Scan the records below and copy every line that contains the string "name".

Page and application data records:
········

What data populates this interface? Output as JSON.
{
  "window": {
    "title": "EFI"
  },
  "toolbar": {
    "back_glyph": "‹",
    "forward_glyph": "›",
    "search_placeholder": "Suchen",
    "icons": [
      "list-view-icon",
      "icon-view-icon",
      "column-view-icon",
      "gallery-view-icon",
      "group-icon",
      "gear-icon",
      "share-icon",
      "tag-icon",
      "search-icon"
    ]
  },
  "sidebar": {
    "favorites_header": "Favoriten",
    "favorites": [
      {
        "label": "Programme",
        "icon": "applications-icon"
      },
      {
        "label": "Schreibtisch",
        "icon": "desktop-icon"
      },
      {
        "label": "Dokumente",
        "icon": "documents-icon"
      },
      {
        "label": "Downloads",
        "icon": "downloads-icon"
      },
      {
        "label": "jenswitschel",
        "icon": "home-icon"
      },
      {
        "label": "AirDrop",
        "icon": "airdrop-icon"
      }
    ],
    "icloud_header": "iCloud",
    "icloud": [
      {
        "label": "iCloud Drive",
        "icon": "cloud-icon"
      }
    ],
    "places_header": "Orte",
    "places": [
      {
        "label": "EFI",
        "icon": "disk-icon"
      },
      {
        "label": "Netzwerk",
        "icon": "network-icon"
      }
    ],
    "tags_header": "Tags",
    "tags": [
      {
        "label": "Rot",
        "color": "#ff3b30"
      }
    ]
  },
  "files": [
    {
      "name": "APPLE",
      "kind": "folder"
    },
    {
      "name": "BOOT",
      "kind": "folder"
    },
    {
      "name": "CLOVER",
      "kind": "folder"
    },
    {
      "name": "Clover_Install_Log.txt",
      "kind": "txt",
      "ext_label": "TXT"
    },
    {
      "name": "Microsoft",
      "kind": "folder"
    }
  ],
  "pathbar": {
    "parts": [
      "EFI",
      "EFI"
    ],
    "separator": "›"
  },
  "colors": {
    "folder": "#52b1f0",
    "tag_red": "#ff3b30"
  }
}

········

Solution for this problem:
      "name": "APPLE",
      "name": "BOOT",
      "name": "CLOVER",
      "name": "Clover_Install_Log.txt",
      "name": "Microsoft",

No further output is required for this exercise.